There is no privity of contract between an underlessee and the superior landlord, but the latter can enforce against the former restrictive covenants of which he had notice; it is the duty of the underlessee to inform himself as to the covenants of the original lease, and, if he enters and takes possession, he will be considered to have had full notice of, and will be bound by, these covenants.
The number of Istrians and Dalmatians who came from the Adriatic to dig for kauri gum led to the passing of restrictive laws.
Meanwhile the closing years of Henry VIII.'s reign were characterized by restrictive measures as to the reading and use of the Bible.
The term of office of the latter was marked by the first tentative efforts to modify the high protective system by which British trade was hampered, especially by the Reciprocity of Duties Act (1823), a modification of the Navigation Acts, by which British and foreign shipping were placed on an equal footing, while the right to impose restrictive duties on ships of powers refusing to reciprocate was retained.

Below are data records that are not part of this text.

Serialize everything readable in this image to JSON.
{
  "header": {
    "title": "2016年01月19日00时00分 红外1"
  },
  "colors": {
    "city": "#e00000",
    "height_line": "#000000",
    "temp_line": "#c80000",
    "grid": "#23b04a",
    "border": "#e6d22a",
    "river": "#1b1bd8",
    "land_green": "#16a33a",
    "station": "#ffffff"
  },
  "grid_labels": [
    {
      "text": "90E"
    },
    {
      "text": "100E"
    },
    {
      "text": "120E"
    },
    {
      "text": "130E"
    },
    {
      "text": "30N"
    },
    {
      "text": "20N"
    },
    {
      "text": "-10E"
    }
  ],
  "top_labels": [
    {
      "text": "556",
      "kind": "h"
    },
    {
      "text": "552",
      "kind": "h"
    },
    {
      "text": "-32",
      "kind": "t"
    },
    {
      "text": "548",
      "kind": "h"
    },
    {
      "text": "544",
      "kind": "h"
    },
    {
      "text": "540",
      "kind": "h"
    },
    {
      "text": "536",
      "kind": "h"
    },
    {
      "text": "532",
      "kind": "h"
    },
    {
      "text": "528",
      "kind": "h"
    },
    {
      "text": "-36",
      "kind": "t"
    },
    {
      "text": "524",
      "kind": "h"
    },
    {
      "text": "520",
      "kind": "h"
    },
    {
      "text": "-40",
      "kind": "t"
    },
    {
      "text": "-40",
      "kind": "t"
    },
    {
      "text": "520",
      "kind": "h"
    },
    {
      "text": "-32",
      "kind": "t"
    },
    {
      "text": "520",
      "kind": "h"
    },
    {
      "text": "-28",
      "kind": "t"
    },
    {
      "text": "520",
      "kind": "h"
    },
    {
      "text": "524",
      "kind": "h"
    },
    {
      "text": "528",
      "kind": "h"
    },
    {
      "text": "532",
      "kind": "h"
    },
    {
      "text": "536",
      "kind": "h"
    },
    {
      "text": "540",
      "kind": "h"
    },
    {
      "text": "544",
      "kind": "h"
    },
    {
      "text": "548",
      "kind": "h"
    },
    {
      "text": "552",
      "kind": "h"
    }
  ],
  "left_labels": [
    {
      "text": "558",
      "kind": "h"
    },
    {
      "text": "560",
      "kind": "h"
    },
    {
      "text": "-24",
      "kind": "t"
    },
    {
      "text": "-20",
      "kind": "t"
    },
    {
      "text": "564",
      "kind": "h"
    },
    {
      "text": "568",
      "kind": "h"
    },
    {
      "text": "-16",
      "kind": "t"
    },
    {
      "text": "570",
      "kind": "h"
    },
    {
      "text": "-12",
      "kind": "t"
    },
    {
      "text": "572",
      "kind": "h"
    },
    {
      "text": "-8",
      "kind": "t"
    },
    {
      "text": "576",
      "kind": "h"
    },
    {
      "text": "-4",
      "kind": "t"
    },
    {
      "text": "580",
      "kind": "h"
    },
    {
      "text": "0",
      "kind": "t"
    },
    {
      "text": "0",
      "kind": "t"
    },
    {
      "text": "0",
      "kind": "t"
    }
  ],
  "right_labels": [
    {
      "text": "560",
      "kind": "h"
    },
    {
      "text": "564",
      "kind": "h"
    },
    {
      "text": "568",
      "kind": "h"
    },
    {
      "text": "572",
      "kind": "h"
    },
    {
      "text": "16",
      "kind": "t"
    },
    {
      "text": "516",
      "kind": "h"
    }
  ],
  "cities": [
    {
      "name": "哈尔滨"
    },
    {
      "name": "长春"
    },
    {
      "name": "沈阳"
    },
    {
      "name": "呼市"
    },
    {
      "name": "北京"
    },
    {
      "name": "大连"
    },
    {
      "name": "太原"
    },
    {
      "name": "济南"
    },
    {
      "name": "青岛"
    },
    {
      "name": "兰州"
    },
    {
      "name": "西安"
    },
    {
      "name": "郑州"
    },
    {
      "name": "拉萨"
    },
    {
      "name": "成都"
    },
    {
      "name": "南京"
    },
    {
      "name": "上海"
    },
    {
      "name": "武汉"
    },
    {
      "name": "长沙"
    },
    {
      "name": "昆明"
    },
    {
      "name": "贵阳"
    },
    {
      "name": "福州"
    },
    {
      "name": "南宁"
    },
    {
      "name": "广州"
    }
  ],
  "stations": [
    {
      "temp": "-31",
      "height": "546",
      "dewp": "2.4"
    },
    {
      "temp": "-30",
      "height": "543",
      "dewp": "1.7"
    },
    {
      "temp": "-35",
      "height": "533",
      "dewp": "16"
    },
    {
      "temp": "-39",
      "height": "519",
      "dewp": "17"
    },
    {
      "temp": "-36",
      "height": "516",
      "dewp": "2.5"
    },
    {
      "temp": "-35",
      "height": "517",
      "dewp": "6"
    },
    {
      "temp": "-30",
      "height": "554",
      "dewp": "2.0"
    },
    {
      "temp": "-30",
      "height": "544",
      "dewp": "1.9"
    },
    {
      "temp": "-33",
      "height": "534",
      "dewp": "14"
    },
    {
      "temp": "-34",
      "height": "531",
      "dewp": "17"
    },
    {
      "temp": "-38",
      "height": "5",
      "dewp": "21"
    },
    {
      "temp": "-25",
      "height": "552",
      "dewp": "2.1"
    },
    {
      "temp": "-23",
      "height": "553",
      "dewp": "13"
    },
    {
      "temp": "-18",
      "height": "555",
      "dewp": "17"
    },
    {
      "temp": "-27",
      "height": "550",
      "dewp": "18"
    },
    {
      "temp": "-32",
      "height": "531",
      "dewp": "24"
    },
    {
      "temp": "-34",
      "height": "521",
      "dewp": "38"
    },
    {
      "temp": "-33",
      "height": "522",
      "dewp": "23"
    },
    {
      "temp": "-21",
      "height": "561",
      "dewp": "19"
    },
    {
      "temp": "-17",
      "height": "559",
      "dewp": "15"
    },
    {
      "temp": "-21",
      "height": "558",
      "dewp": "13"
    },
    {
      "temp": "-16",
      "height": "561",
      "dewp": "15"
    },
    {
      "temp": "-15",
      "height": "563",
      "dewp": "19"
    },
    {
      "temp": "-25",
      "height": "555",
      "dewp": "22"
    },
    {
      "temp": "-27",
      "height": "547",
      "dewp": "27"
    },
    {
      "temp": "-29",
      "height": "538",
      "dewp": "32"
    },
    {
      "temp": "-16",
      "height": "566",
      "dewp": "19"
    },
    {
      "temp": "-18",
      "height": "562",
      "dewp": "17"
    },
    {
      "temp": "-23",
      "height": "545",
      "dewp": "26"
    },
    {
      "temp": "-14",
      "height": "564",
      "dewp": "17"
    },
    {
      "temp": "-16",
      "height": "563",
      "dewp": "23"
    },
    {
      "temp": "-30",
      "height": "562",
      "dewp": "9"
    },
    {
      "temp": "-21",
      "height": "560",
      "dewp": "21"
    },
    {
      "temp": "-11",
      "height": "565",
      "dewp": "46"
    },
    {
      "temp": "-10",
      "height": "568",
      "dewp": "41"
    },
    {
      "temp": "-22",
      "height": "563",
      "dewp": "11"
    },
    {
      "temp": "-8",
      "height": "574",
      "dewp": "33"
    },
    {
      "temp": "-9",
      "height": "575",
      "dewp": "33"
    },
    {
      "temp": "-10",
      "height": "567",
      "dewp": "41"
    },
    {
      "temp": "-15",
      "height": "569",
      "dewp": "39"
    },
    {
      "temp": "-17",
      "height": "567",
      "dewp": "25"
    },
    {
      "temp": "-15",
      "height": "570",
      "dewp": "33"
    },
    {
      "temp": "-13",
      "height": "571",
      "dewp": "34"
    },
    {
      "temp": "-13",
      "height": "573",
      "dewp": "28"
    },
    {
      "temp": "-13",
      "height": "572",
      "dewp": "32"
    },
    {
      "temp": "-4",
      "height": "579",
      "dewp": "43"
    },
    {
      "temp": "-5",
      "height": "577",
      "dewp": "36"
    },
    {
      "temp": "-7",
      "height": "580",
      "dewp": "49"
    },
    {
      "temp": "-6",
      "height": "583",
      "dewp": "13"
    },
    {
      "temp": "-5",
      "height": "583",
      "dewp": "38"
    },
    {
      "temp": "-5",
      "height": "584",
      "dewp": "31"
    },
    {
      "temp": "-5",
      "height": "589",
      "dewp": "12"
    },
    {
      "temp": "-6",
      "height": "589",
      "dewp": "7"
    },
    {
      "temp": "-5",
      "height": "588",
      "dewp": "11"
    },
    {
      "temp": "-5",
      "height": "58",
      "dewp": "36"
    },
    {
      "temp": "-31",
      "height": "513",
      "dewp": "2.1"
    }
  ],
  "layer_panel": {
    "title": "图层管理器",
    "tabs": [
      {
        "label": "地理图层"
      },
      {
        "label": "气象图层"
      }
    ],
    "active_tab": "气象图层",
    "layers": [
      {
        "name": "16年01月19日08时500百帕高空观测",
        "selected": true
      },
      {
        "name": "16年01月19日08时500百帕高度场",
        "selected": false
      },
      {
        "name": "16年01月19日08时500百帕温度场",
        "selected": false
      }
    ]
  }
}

This has led to restrictive measures, the vines being tapped under definite regulations as to the manner and time of tapping, and also to requirements as to replanting vines to take the place of those which have been injured or destroyed, certain areas being periodically closed.
One of the purposes of this restrictive provision was that of creating a national merchant marine, but the disinclination of Brazilians for maritime pursuits has been a serious obstacle to its realization.
Hardin (2890), in which the court held that liquor might be imported into any state and sold in the original package without reference to local prohibitory or restrictive laws.
The commercial treaty of 1786 between Great Britain and France has already been referred to as making a breach in the restrictive system of the 18th century; and in the early years of the French Revolution a similar wave of liberal policy is to be seen.
The situation has had some analogy to that of France from 1815 to 1860, when similarly a highly restrictive system established during a period of war was unexpectedly retained long after peace had been established.
The tariff system of the United States at the beginning of the 20th century thus remained rigidly and unqualifiedly protective, with rates higher than those of even the most restrictive tariffs of the countries of the European continent.
13, where the singular use of the restrictive particle ak (EV " verily ") supported the teaching that other Sabbaths need not be observed.
(d) A fourth controversy arose out of the restrictive renderings of the term "baptize" and its cognate terms, adopted by William Carey and his colleagues in their famous "Serampore Versions," towards publishing which the society had contributed up to 1830 nearly £30,000.
The introduction of this large alien element, leading from 1895 onwards to the passing of restrictive measures in Natal, was a mistake which South Africans elsewhere had no desire to repeat.
Annulled a number of vexatious, restrictive regulations, such as the compulsory wearing of beards, the prohibition against going out in the forenoon on Sundays or holidays, or frequenting public pleasure resorts.
Partly through restrictive local legislation and partly as a result of the operation of the Suffolk system of redemption in Boston, these institutions were always conservative.
He defends a restrictive policy and insists on the necessity of the action of the state as a regulating power in the industrial world.
Formerly the commercial legislation of Denmark was to such a degree restrictive that imported manufactures had to be delivered to the customs, where they were sold by public auction, the proceeds of which the importer received from the custom-houses after a deduction was made for the duty.
Accordingly his treatment of external rights and duties, though decidedly inferior in methodical clearness and precision, does not differ in principle from that of Paley or Bentham, except that he lays greater stress on the immediate conduciveness of actions to the happiness of individuals, and more often refers in a merely supplementary or restrictive way to their tendencies in respect of general happiness.
(iv.) Restrictive Covenants.